*Required action:* Return the records below in full. Keep every word exact and skip the images.

Dataset rows for apps and sites:
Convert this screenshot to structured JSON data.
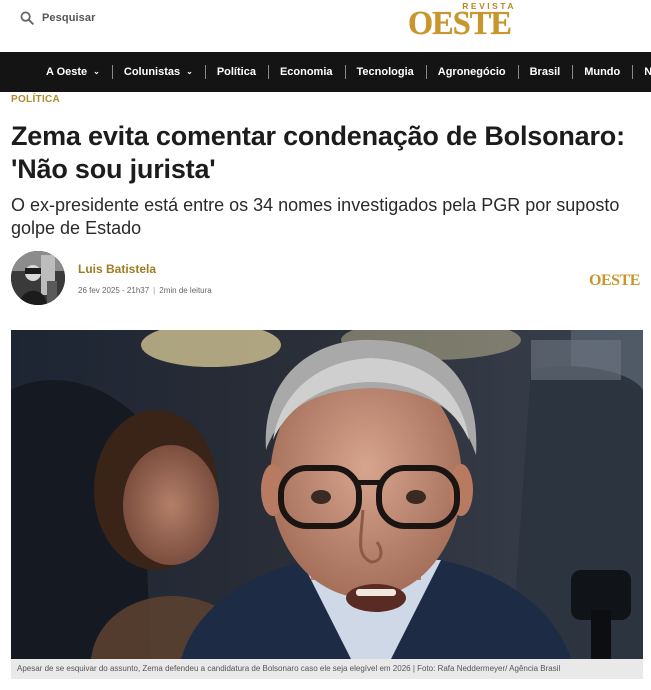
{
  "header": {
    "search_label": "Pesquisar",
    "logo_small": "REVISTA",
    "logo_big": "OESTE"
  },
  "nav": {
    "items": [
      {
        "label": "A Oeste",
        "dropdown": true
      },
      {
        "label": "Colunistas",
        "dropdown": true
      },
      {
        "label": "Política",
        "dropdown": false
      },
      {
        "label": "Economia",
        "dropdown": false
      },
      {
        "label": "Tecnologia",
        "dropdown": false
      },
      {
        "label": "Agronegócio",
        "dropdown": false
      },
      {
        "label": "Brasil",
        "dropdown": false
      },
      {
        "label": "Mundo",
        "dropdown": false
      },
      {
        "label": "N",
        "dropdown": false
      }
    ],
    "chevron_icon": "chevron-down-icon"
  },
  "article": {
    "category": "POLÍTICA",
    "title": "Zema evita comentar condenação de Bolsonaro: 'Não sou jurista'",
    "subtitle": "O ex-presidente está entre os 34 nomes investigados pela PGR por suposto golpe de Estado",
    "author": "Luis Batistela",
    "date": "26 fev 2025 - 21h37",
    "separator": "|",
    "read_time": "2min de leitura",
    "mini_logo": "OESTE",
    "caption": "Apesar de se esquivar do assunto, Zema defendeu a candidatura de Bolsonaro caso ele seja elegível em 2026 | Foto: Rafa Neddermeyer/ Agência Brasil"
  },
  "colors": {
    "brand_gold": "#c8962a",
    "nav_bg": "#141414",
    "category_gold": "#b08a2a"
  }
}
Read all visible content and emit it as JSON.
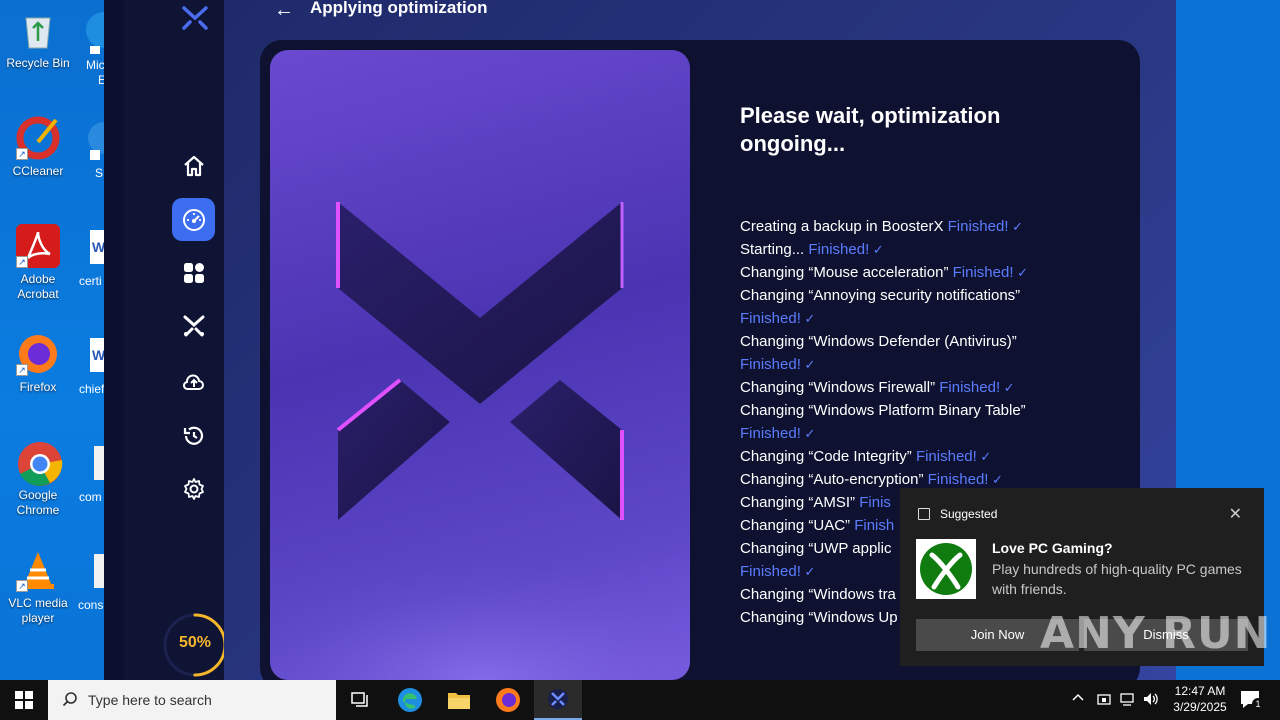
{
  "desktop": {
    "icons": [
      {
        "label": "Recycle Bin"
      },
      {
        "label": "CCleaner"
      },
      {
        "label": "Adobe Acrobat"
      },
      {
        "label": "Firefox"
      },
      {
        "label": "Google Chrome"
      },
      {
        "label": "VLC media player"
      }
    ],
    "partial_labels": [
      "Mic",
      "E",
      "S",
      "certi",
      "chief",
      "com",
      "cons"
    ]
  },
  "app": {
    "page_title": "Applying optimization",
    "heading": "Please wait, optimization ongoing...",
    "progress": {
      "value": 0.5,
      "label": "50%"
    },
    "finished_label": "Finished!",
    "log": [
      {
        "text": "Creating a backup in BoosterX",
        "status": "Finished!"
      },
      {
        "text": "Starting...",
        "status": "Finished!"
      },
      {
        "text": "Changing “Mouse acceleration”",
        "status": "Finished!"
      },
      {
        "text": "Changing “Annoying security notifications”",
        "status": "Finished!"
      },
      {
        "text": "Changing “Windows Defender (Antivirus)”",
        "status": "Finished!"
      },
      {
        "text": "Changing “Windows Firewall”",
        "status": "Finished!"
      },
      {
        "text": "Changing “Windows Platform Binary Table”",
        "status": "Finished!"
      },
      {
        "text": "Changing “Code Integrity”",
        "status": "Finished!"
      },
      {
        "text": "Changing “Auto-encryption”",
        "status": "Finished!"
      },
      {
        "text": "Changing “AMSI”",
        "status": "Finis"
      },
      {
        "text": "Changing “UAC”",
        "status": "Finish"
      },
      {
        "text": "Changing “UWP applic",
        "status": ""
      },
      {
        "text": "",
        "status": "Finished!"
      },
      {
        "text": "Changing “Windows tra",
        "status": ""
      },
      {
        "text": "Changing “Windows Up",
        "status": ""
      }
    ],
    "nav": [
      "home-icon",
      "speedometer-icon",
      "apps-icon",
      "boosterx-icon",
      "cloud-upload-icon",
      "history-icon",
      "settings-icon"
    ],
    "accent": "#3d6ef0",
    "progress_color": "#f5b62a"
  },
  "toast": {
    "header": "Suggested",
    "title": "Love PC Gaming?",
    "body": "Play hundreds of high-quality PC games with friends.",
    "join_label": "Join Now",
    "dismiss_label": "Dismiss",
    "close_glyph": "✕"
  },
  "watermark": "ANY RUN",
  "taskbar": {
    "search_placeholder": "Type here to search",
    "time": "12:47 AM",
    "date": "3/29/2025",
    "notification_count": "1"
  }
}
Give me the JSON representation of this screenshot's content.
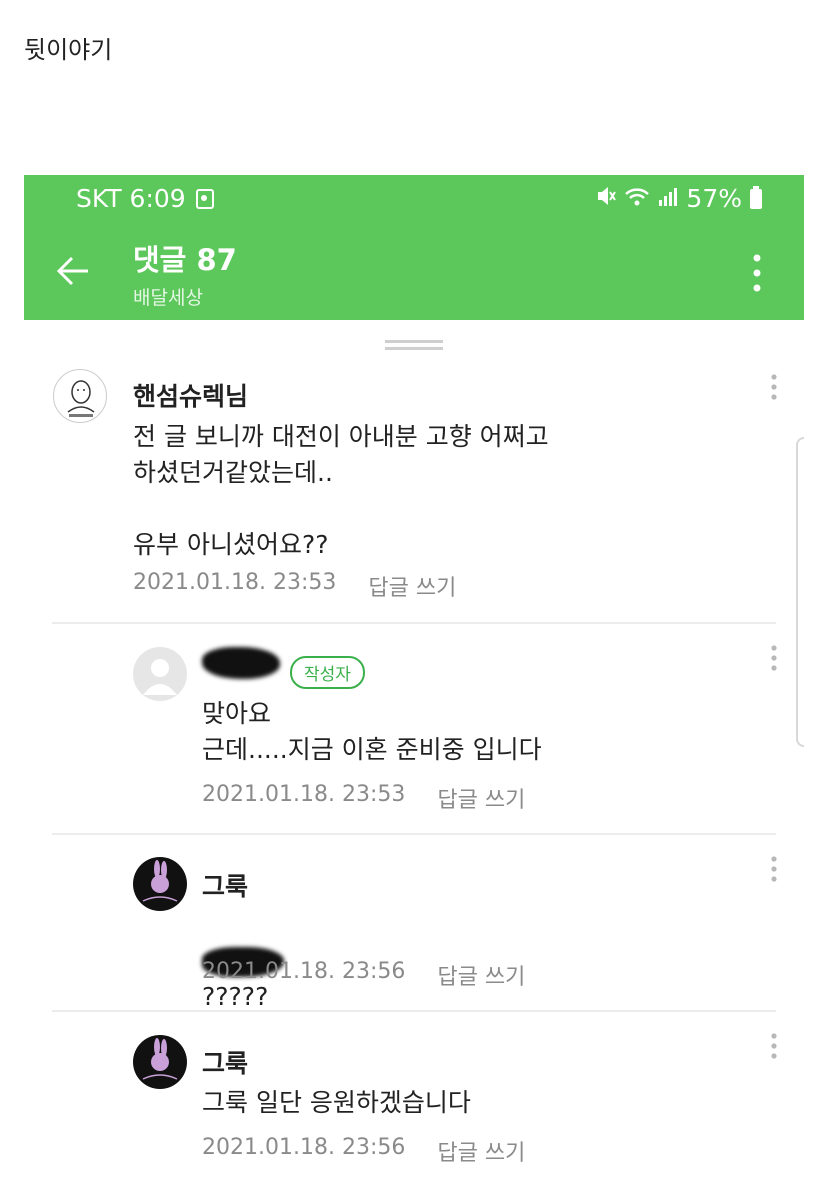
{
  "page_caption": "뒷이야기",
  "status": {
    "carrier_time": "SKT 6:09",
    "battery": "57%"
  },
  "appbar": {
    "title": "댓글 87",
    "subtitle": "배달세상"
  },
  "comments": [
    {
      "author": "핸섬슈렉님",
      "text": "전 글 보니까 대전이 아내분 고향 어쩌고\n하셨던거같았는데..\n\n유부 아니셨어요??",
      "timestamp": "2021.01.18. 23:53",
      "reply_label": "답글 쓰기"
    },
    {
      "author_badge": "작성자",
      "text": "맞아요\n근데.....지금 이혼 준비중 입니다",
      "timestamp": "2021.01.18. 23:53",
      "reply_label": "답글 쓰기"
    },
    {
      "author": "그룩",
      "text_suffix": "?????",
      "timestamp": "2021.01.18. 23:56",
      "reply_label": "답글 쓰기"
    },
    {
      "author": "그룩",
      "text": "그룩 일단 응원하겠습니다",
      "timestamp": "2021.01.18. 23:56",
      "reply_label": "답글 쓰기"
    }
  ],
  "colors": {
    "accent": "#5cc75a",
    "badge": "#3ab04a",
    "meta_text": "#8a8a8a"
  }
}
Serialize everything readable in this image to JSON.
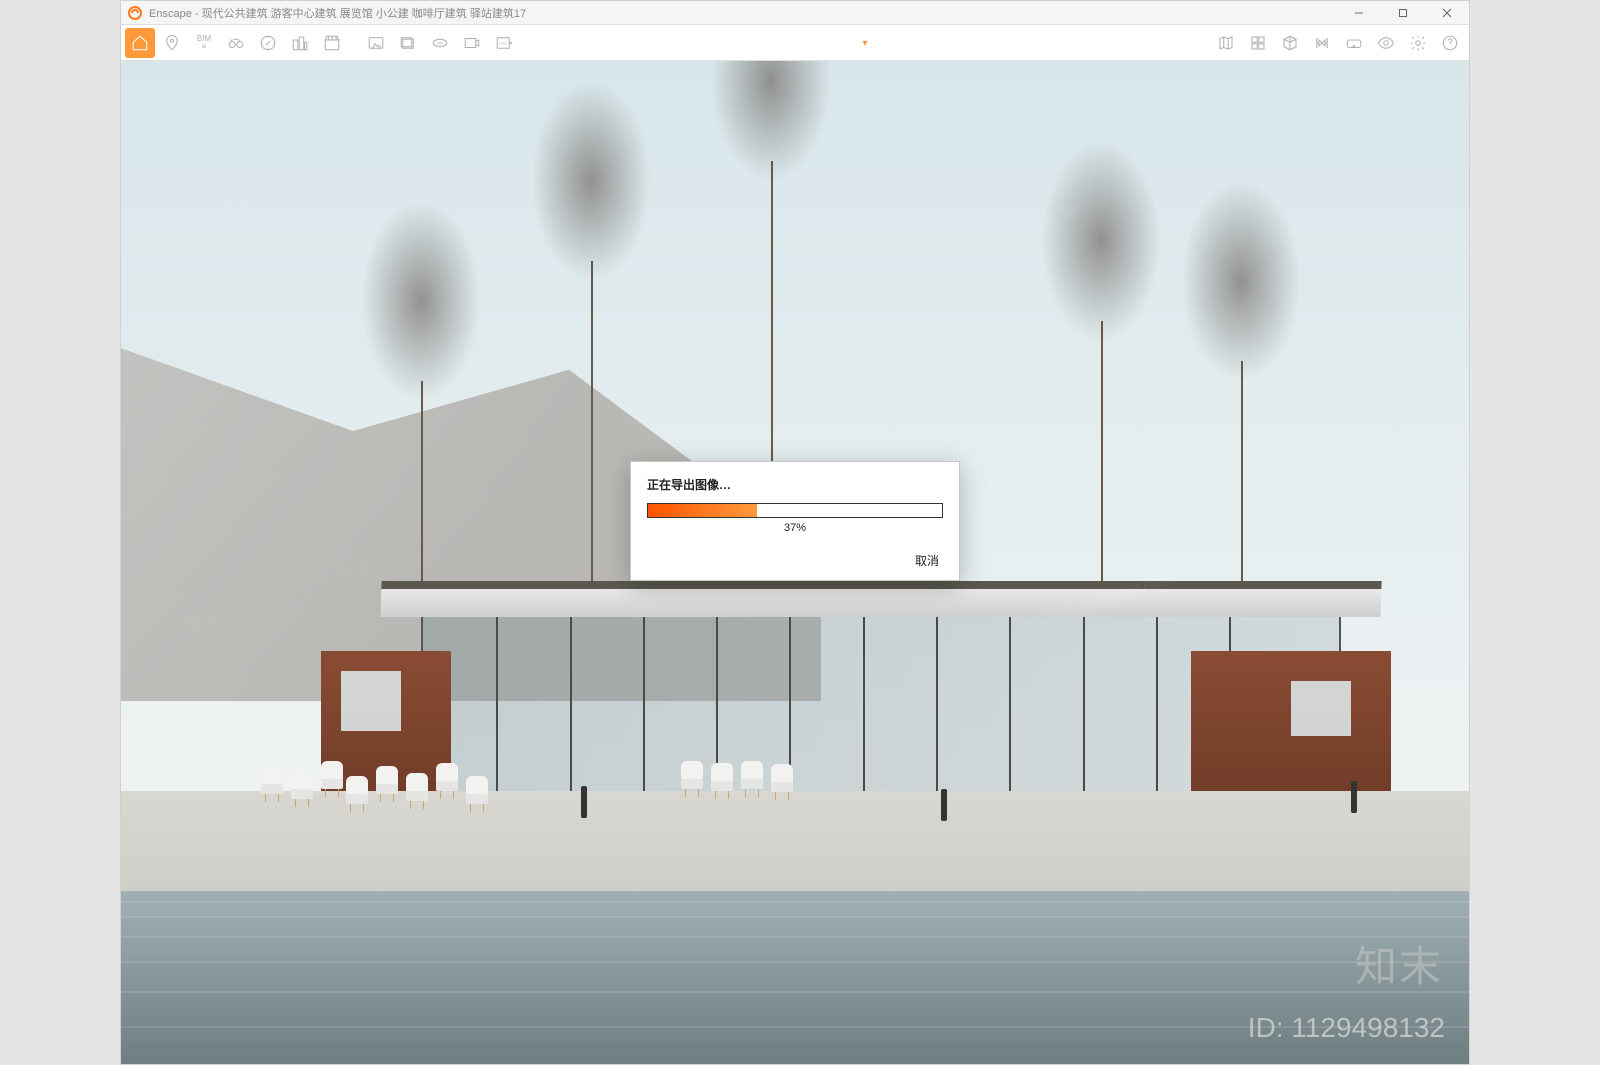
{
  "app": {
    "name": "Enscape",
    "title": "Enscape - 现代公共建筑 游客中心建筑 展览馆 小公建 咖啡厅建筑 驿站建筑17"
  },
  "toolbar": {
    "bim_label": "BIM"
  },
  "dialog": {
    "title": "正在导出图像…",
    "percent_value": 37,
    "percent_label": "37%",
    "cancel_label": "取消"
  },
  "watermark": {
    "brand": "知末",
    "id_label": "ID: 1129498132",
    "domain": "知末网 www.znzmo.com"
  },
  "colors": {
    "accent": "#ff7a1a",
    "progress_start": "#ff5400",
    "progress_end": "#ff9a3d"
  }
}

*Answer to this task:*
Convert this screenshot to structured JSON data.
{
  "header": {
    "search_label": "Pesquisar",
    "logo_small": "REVISTA",
    "logo_big": "OESTE"
  },
  "nav": {
    "items": [
      {
        "label": "A Oeste",
        "dropdown": true
      },
      {
        "label": "Colunistas",
        "dropdown": true
      },
      {
        "label": "Política",
        "dropdown": false
      },
      {
        "label": "Economia",
        "dropdown": false
      },
      {
        "label": "Tecnologia",
        "dropdown": false
      },
      {
        "label": "Agronegócio",
        "dropdown": false
      },
      {
        "label": "Brasil",
        "dropdown": false
      },
      {
        "label": "Mundo",
        "dropdown": false
      },
      {
        "label": "N",
        "dropdown": false
      }
    ],
    "chevron_icon": "chevron-down-icon"
  },
  "article": {
    "category": "POLÍTICA",
    "title": "Zema evita comentar condenação de Bolsonaro: 'Não sou jurista'",
    "subtitle": "O ex-presidente está entre os 34 nomes investigados pela PGR por suposto golpe de Estado",
    "author": "Luis Batistela",
    "date": "26 fev 2025 - 21h37",
    "separator": "|",
    "read_time": "2min de leitura",
    "mini_logo": "OESTE",
    "caption": "Apesar de se esquivar do assunto, Zema defendeu a candidatura de Bolsonaro caso ele seja elegível em 2026 | Foto: Rafa Neddermeyer/ Agência Brasil"
  },
  "colors": {
    "brand_gold": "#c8962a",
    "nav_bg": "#141414",
    "category_gold": "#b08a2a"
  }
}
Read all visible content and emit it as JSON.
{
  "desktop": {
    "icons": [
      {
        "label": "Recycle Bin"
      },
      {
        "label": "CCleaner"
      },
      {
        "label": "Adobe Acrobat"
      },
      {
        "label": "Firefox"
      },
      {
        "label": "Google Chrome"
      },
      {
        "label": "VLC media player"
      }
    ],
    "partial_labels": [
      "Mic",
      "E",
      "S",
      "certi",
      "chief",
      "com",
      "cons"
    ]
  },
  "app": {
    "page_title": "Applying optimization",
    "heading": "Please wait, optimization ongoing...",
    "progress": {
      "value": 0.5,
      "label": "50%"
    },
    "finished_label": "Finished!",
    "log": [
      {
        "text": "Creating a backup in BoosterX",
        "status": "Finished!"
      },
      {
        "text": "Starting...",
        "status": "Finished!"
      },
      {
        "text": "Changing “Mouse acceleration”",
        "status": "Finished!"
      },
      {
        "text": "Changing “Annoying security notifications”",
        "status": "Finished!"
      },
      {
        "text": "Changing “Windows Defender (Antivirus)”",
        "status": "Finished!"
      },
      {
        "text": "Changing “Windows Firewall”",
        "status": "Finished!"
      },
      {
        "text": "Changing “Windows Platform Binary Table”",
        "status": "Finished!"
      },
      {
        "text": "Changing “Code Integrity”",
        "status": "Finished!"
      },
      {
        "text": "Changing “Auto-encryption”",
        "status": "Finished!"
      },
      {
        "text": "Changing “AMSI”",
        "status": "Finis"
      },
      {
        "text": "Changing “UAC”",
        "status": "Finish"
      },
      {
        "text": "Changing “UWP applic",
        "status": ""
      },
      {
        "text": "",
        "status": "Finished!"
      },
      {
        "text": "Changing “Windows tra",
        "status": ""
      },
      {
        "text": "Changing “Windows Up",
        "status": ""
      }
    ],
    "nav": [
      "home-icon",
      "speedometer-icon",
      "apps-icon",
      "boosterx-icon",
      "cloud-upload-icon",
      "history-icon",
      "settings-icon"
    ],
    "accent": "#3d6ef0",
    "progress_color": "#f5b62a"
  },
  "toast": {
    "header": "Suggested",
    "title": "Love PC Gaming?",
    "body": "Play hundreds of high-quality PC games with friends.",
    "join_label": "Join Now",
    "dismiss_label": "Dismiss",
    "close_glyph": "✕"
  },
  "watermark": "ANY RUN",
  "taskbar": {
    "search_placeholder": "Type here to search",
    "time": "12:47 AM",
    "date": "3/29/2025",
    "notification_count": "1"
  }
}
Give me the JSON representation of this screenshot's content.
{
  "page_caption": "뒷이야기",
  "status": {
    "carrier_time": "SKT 6:09",
    "battery": "57%"
  },
  "appbar": {
    "title": "댓글 87",
    "subtitle": "배달세상"
  },
  "comments": [
    {
      "author": "핸섬슈렉님",
      "text": "전 글 보니까 대전이 아내분 고향 어쩌고\n하셨던거같았는데..\n\n유부 아니셨어요??",
      "timestamp": "2021.01.18. 23:53",
      "reply_label": "답글 쓰기"
    },
    {
      "author_badge": "작성자",
      "text": "맞아요\n근데.....지금 이혼 준비중 입니다",
      "timestamp": "2021.01.18. 23:53",
      "reply_label": "답글 쓰기"
    },
    {
      "author": "그룩",
      "text_suffix": "?????",
      "timestamp": "2021.01.18. 23:56",
      "reply_label": "답글 쓰기"
    },
    {
      "author": "그룩",
      "text": "그룩 일단 응원하겠습니다",
      "timestamp": "2021.01.18. 23:56",
      "reply_label": "답글 쓰기"
    }
  ],
  "colors": {
    "accent": "#5cc75a",
    "badge": "#3ab04a",
    "meta_text": "#8a8a8a"
  }
}
Serialize everything readable in this image to JSON.
{
  "app": {
    "name": "Enscape",
    "title": "Enscape - 现代公共建筑 游客中心建筑 展览馆 小公建 咖啡厅建筑 驿站建筑17"
  },
  "toolbar": {
    "bim_label": "BIM"
  },
  "dialog": {
    "title": "正在导出图像…",
    "percent_value": 37,
    "percent_label": "37%",
    "cancel_label": "取消"
  },
  "watermark": {
    "brand": "知末",
    "id_label": "ID: 1129498132",
    "domain": "知末网 www.znzmo.com"
  },
  "colors": {
    "accent": "#ff7a1a",
    "progress_start": "#ff5400",
    "progress_end": "#ff9a3d"
  }
}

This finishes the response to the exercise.